**To do**
For the word "mouse", count the lines in the records below that include it and give only that number.

Top of Exercise data

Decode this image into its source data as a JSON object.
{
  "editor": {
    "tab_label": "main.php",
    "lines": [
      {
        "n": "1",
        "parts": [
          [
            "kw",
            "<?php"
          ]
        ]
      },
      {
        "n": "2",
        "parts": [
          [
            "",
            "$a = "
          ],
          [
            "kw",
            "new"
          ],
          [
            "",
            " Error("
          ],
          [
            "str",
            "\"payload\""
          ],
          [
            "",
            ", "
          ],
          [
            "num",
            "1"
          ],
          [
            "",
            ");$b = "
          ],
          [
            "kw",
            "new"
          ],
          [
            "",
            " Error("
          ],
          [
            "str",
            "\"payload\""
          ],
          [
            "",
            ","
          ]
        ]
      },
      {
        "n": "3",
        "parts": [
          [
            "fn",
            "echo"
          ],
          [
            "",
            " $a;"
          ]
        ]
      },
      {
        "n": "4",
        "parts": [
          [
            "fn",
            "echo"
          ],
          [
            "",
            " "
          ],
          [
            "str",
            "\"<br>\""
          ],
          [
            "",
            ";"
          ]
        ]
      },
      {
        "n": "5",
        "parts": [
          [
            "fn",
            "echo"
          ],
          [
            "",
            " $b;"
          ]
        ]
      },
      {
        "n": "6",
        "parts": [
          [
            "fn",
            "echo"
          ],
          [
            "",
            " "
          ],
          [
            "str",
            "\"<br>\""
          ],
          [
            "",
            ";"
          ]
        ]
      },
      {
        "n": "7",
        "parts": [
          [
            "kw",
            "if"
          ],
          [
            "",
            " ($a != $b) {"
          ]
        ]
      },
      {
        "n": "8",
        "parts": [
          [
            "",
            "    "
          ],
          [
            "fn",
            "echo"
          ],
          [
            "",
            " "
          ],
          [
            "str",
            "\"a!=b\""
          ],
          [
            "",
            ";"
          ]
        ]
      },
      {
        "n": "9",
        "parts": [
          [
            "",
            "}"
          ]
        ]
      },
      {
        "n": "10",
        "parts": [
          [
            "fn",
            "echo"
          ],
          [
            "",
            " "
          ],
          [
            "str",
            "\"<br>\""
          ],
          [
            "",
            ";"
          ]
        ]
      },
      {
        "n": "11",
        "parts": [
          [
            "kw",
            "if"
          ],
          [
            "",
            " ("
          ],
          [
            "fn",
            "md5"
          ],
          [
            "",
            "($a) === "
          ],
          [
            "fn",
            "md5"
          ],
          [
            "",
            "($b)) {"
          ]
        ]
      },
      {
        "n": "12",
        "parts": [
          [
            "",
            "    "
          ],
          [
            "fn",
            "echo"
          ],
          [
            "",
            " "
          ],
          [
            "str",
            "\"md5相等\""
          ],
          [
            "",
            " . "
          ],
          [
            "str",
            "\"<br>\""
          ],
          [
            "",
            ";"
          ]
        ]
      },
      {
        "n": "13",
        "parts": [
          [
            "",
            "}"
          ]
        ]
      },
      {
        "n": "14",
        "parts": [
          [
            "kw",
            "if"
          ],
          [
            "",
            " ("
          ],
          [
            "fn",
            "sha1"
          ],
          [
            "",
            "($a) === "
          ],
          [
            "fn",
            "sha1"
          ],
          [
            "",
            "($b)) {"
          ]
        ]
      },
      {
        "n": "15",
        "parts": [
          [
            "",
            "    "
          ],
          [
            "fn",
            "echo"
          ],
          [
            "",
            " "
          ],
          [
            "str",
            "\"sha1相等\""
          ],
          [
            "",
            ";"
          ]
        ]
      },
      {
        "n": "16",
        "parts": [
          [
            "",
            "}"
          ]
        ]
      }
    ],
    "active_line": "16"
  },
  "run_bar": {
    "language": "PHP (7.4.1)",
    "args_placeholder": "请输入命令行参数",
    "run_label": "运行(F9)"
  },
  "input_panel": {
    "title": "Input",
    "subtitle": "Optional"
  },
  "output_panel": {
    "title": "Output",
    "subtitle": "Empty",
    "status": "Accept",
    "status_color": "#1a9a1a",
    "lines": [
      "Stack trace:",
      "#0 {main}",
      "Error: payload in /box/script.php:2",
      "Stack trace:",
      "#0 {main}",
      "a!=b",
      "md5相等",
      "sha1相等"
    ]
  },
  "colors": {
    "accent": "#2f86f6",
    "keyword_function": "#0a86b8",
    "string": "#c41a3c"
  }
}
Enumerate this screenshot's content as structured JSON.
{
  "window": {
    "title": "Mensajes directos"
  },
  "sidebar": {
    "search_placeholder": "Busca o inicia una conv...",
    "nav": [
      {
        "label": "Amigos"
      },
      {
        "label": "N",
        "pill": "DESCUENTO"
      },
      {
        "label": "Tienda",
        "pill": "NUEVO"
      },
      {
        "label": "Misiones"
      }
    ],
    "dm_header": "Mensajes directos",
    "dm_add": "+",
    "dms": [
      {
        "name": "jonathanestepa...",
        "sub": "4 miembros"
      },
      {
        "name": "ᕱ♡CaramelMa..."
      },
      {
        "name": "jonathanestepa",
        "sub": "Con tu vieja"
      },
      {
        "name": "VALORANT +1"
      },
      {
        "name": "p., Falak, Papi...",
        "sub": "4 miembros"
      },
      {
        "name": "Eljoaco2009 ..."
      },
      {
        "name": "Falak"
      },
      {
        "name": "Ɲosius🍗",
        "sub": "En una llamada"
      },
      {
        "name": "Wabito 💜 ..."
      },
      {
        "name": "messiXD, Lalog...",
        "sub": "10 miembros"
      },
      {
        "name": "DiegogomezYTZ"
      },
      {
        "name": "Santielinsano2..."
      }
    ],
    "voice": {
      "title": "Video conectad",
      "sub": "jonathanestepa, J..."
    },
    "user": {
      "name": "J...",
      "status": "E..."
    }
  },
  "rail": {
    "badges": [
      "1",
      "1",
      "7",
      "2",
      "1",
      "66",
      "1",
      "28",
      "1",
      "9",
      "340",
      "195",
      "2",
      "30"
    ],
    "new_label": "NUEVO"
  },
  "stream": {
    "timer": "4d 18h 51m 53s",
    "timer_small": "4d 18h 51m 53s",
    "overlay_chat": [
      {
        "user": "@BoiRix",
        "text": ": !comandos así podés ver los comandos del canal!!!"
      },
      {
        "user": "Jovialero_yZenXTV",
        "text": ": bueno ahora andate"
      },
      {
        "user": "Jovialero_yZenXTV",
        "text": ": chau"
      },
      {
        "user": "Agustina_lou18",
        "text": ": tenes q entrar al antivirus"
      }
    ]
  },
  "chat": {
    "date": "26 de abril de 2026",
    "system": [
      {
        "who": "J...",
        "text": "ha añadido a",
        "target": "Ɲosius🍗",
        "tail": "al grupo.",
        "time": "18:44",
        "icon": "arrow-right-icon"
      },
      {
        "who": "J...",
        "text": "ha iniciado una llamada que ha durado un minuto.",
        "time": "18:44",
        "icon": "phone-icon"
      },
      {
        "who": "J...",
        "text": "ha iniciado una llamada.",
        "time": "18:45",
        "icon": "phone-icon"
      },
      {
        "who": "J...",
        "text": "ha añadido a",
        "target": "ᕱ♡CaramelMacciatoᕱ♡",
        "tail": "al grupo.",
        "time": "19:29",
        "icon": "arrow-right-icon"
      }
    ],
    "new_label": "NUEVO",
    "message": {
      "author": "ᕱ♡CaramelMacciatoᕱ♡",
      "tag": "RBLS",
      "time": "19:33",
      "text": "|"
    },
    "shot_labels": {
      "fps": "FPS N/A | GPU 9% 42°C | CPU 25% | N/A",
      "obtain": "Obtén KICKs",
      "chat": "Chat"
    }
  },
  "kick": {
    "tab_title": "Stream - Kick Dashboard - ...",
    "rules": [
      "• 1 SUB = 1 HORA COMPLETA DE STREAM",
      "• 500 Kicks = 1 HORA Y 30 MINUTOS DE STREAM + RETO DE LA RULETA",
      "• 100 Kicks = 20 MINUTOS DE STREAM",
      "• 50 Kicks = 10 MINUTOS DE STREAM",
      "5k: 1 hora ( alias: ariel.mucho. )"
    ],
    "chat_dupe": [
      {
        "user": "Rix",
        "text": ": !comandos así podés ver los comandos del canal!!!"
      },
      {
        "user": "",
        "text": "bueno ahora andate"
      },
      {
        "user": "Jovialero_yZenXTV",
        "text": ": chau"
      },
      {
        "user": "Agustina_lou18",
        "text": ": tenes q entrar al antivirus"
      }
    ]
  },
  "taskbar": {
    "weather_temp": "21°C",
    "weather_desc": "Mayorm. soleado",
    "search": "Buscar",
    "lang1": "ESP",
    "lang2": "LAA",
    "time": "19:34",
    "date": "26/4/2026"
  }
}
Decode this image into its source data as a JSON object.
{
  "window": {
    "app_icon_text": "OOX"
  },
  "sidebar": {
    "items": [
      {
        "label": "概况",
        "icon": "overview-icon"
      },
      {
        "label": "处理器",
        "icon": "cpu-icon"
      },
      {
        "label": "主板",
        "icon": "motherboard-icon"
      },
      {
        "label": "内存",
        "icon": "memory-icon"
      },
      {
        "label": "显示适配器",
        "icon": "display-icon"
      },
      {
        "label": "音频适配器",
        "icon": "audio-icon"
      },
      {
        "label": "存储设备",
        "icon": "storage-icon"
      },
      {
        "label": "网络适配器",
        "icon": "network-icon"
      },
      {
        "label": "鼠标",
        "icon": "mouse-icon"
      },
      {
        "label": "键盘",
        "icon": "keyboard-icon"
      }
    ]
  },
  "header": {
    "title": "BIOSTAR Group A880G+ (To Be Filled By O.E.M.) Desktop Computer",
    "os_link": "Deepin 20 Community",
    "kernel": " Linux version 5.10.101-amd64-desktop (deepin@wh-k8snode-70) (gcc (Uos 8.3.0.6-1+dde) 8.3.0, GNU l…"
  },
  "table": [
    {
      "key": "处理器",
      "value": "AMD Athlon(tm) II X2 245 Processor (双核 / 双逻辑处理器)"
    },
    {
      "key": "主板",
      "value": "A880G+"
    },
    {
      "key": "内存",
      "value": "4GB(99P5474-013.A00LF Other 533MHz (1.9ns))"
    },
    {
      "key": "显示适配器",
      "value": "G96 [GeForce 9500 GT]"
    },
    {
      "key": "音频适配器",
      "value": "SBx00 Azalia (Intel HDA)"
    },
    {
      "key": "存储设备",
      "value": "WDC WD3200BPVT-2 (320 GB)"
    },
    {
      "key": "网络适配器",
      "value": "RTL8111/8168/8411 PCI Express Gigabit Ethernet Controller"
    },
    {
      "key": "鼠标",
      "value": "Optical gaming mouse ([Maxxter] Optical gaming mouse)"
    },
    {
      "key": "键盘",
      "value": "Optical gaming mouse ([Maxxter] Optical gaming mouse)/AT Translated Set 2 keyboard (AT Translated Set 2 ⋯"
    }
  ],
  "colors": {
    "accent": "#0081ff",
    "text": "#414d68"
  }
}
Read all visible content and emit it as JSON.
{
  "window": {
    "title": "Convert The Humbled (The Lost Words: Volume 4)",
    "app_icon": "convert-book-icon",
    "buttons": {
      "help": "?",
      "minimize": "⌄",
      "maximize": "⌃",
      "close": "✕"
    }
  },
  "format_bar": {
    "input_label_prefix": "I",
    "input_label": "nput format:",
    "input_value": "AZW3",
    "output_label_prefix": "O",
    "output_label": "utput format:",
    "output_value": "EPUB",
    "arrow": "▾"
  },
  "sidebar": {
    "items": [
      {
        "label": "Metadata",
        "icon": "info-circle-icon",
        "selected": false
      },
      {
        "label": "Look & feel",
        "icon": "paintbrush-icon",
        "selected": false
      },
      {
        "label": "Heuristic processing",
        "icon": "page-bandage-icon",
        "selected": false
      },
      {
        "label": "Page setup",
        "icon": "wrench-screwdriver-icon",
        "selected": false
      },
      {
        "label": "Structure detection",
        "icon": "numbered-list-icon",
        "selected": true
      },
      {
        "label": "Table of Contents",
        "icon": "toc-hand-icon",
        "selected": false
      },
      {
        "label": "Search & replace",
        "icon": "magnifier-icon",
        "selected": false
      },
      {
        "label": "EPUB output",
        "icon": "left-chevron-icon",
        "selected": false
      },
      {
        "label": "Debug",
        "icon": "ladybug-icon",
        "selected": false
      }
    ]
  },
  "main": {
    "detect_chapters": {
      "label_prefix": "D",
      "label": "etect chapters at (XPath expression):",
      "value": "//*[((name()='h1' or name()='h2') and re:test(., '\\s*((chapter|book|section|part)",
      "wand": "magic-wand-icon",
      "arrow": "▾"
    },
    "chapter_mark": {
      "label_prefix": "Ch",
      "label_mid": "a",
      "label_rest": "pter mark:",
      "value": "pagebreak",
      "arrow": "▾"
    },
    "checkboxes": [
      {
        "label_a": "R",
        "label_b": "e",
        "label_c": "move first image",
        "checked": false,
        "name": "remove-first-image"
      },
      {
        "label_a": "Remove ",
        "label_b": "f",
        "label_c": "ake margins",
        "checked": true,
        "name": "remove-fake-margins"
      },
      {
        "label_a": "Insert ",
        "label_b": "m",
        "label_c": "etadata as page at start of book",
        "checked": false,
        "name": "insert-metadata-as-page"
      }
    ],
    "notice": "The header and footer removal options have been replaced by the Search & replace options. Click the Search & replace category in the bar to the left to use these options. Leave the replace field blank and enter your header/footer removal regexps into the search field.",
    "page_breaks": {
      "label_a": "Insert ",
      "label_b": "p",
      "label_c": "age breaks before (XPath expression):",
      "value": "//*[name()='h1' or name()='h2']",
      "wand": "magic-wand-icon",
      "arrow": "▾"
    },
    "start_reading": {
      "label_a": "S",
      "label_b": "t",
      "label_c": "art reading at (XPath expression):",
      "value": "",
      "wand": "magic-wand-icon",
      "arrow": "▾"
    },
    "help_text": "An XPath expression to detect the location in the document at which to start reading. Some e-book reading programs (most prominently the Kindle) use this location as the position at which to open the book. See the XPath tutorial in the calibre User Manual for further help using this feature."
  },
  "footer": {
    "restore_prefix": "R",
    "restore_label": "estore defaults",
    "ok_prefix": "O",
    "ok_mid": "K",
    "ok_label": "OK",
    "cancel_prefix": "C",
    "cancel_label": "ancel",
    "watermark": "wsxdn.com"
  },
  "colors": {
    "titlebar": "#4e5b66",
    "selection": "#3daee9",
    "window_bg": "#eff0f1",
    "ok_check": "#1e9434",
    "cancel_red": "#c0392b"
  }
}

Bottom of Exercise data

**Expected output**
3